Chili for a New Jersey Winter

WhiteChili1.tif

WhiteChili1.tif

A white bowl containing soup thats sprinkled with shredded cheese

I'm writing this from the cozy comfort of a hotel room in a small town in New Jersey. Outside the trees are covered in snow. Having gone to college in Vermont, I'm used to the freezing temps and white-covered streets and sidewalks.

After I checked into the near-empty hotel, with only the small room service menu as my sustenance for the next 18 hours, I peeled off my puffy jacket and turned to the in-room dining page in the hotel binder. In seconds, I found exactly what I would order: the homemade chili and a green salad. (See my Starting a New Habit in 2014: Eat a Salad a Day post from last month — are you still eating salad? I am.)

Bundled up in my new pajamas (a Christmas gift from my daughters) and eating better-than-I-expected chili (and a salad) — all is right with my world. Why? Because there are certain foods that truly bring me comfort in the dead of winter: chili, onion soup and stew top my list. And while I can make those dishes any time, there is something magical about eating them on a snowy day. I think these comforting dishes remind me of my college years at The University of Vermont. My mom would visit me and we'd go on New England road trips, eating steamy soups and stews to thaw the chill (she went through a photography stage involving a lot of outdoor postcard-type shots, which she would subsequently frame and hang in our home).

I suppose the snow reminds me of that period in my life when I was young enough that I still had my mom, and yet old enough to be considered an adult worthy of joining my Mom on her photography haunts. According to her, the best photos were of untouched snow, which meant spending hours outside in the bitter winter. And a bowl of homemade chili would always hit the spot.
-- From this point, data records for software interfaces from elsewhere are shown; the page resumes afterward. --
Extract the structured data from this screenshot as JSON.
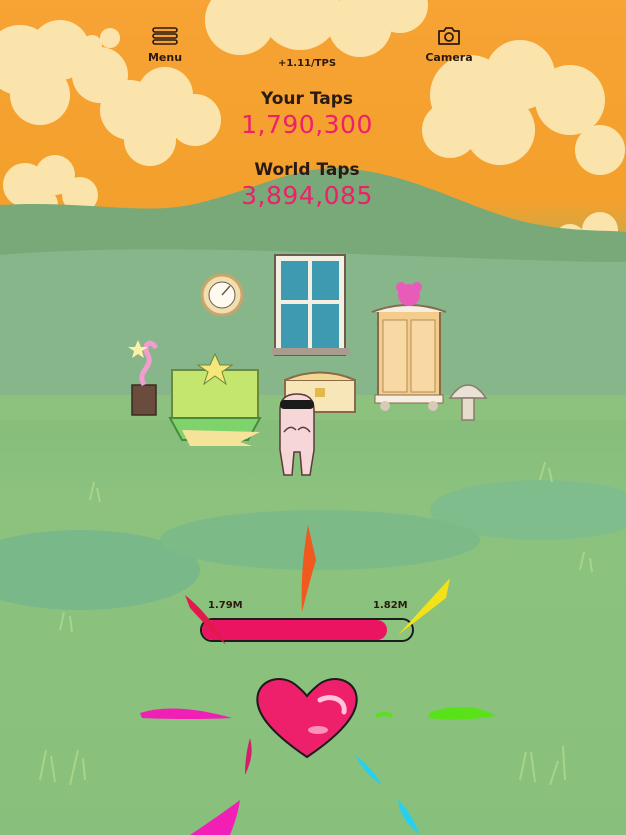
{
  "header": {
    "menu_label": "Menu",
    "menu_icon": "hamburger-icon",
    "camera_label": "Camera",
    "camera_icon": "camera-icon",
    "tps": "+1.11/TPS"
  },
  "counters": {
    "your_label": "Your Taps",
    "your_value": "1,790,300",
    "world_label": "World Taps",
    "world_value": "3,894,085"
  },
  "progress": {
    "start_label": "1.79M",
    "end_label": "1.82M",
    "fraction": 0.88
  },
  "colors": {
    "sky": "#f7a335",
    "grass": "#87c07c",
    "counter_value": "#ee1f6b",
    "heart": "#ee1f6b",
    "progress_fill": "#ea1460"
  }
}
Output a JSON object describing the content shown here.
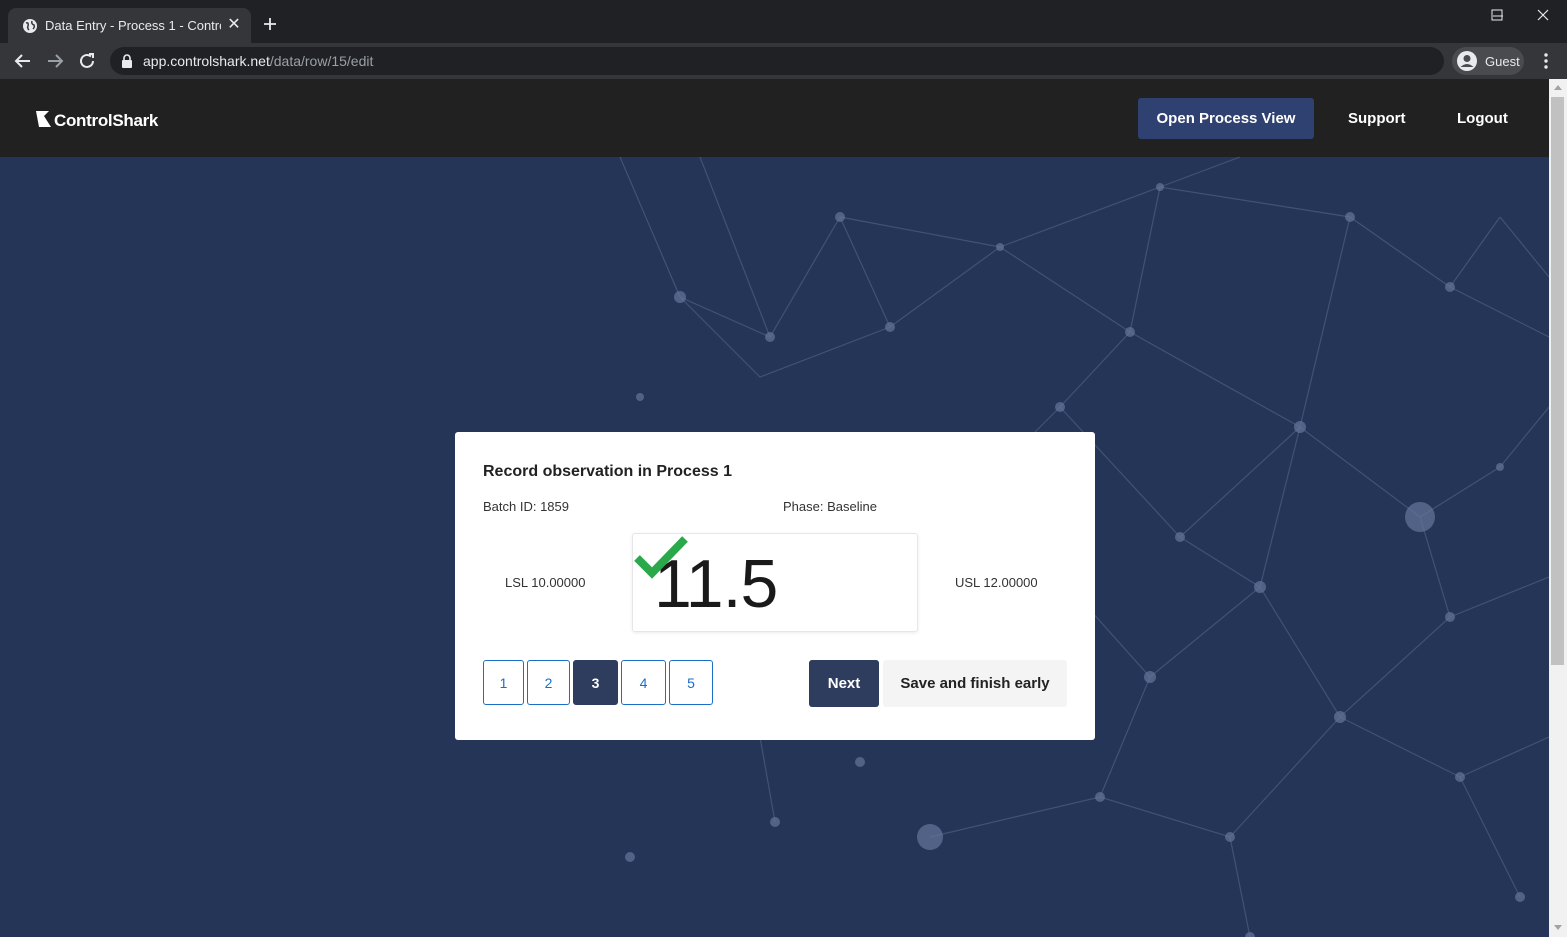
{
  "browser": {
    "tab_title": "Data Entry - Process 1 - ControlSh",
    "url_host": "app.controlshark.net",
    "url_path": "/data/row/15/edit",
    "profile_label": "Guest"
  },
  "navbar": {
    "brand": "ControlShark",
    "open_process_label": "Open Process View",
    "support_label": "Support",
    "logout_label": "Logout"
  },
  "card": {
    "title": "Record observation in Process 1",
    "batch": "Batch ID: 1859",
    "phase": "Phase: Baseline",
    "lsl": "LSL 10.00000",
    "usl": "USL 12.00000",
    "value": "11.5",
    "status_icon": "check-icon",
    "status_color": "#2aa84a",
    "pages": [
      "1",
      "2",
      "3",
      "4",
      "5"
    ],
    "active_page": "3",
    "next_label": "Next",
    "save_label": "Save and finish early"
  },
  "colors": {
    "navbar_bg": "#212121",
    "accent": "#2e4170",
    "hero_bg": "#243558",
    "link_blue": "#1a6fc9"
  }
}
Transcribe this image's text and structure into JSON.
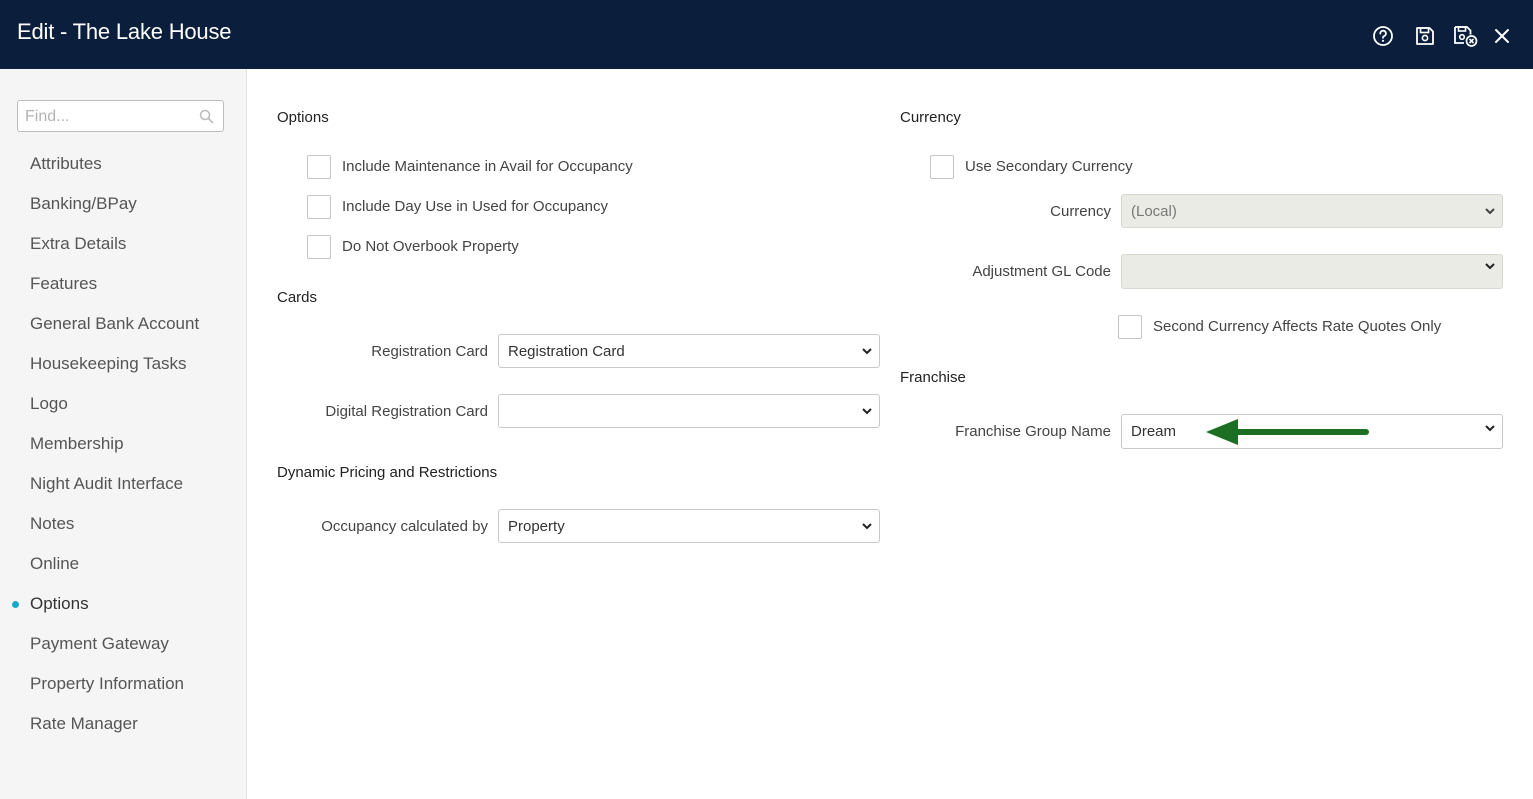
{
  "window": {
    "title": "Edit - The Lake House",
    "icons": [
      "help-icon",
      "save-icon",
      "save-and-close-icon",
      "close-icon"
    ]
  },
  "sidebar": {
    "search_placeholder": "Find...",
    "items": [
      {
        "label": "Attributes"
      },
      {
        "label": "Banking/BPay"
      },
      {
        "label": "Extra Details"
      },
      {
        "label": "Features"
      },
      {
        "label": "General Bank Account"
      },
      {
        "label": "Housekeeping Tasks"
      },
      {
        "label": "Logo"
      },
      {
        "label": "Membership"
      },
      {
        "label": "Night Audit Interface"
      },
      {
        "label": "Notes"
      },
      {
        "label": "Online"
      },
      {
        "label": "Options",
        "active": true
      },
      {
        "label": "Payment Gateway"
      },
      {
        "label": "Property Information"
      },
      {
        "label": "Rate Manager"
      }
    ]
  },
  "options": {
    "title": "Options",
    "checkboxes": [
      {
        "label": "Include Maintenance in Avail for Occupancy",
        "checked": false
      },
      {
        "label": "Include Day Use in Used for Occupancy",
        "checked": false
      },
      {
        "label": "Do Not Overbook Property",
        "checked": false
      }
    ]
  },
  "cards": {
    "title": "Cards",
    "registration_card": {
      "label": "Registration Card",
      "value": "Registration Card"
    },
    "digital_registration_card": {
      "label": "Digital Registration Card",
      "value": ""
    }
  },
  "dynamic_pricing": {
    "title": "Dynamic Pricing and Restrictions",
    "occupancy": {
      "label": "Occupancy calculated by",
      "value": "Property"
    }
  },
  "currency": {
    "title": "Currency",
    "use_secondary": {
      "label": "Use Secondary Currency",
      "checked": false
    },
    "currency": {
      "label": "Currency",
      "value": "(Local)"
    },
    "adjustment_gl": {
      "label": "Adjustment GL Code",
      "value": ""
    },
    "second_affects": {
      "label": "Second Currency Affects Rate Quotes Only",
      "checked": false
    }
  },
  "franchise": {
    "title": "Franchise",
    "group_name": {
      "label": "Franchise Group Name",
      "value": "Dream"
    }
  },
  "colors": {
    "header": "#0b1f3c",
    "accent": "#1aa8c8",
    "arrow": "#1b6e22"
  }
}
New Jersey isn't as frigid or snowy as Vermont, but it certainly is cold (I may be the only one who is happy about that). Before March comes and takes away the cold that makes winter stews and soups so warming, I'm pulling out some favorites to share:

—  White Chili with Quick Roasted Garlic for Food Network Magazine (pictured above)

What are your favorite cold-weather comfort foods?

Next Up

All of the Alfredo

Try Giada De Laurentiis’ classic, Food Network Kitchen’s hearty chicken variation and even lightened-up versions that still deliver the right creamy-cheesy notes (one’s even vegan!).

Shepherd's Pie, Lightened Up

Comfort foods are traditionally fattening fare, but you can slim down your shepherd's pie with a few tweaks.

All-in-One Casseroles That Will Save Your Sanity Come Dinnertime

Each of these casseroles includes protein and veggies, so there’s no need to make a meal with multiple components.

On the Road: Where to Eat Great Jewish-American Comfort Foods

These delis and restaurants serve up classic Jewish comfort food.

Down-Home Comfort — Fresh Easter Ham with Roasted Sweet Potatoes

Fresh ham is nothing like the boozy bourbon-soaked and smoked holiday ham or the candy-sweet spiral wonder.

Down-Home Comfort: Slow-Cooker Brunswick Stew

Brunswick stew, a thick, substantial stew of meat and vegetables, fits the bill of down-home comfort.

Comfort Food Mash-Ups, Remixed: Birthday Cake + Doughnuts

For this week’s remixed mash-up finale, we bring you two spectacular desserts that marry doughnuts not with croissants, but with a treat that’s even more festive: colorful confetti birthday cake.

6 Newfangled Ways to Get Your Pizza Fix — Comfort Food Feast

Instead of taking pizza by the slice day in and day out, get your fix in alternative ways.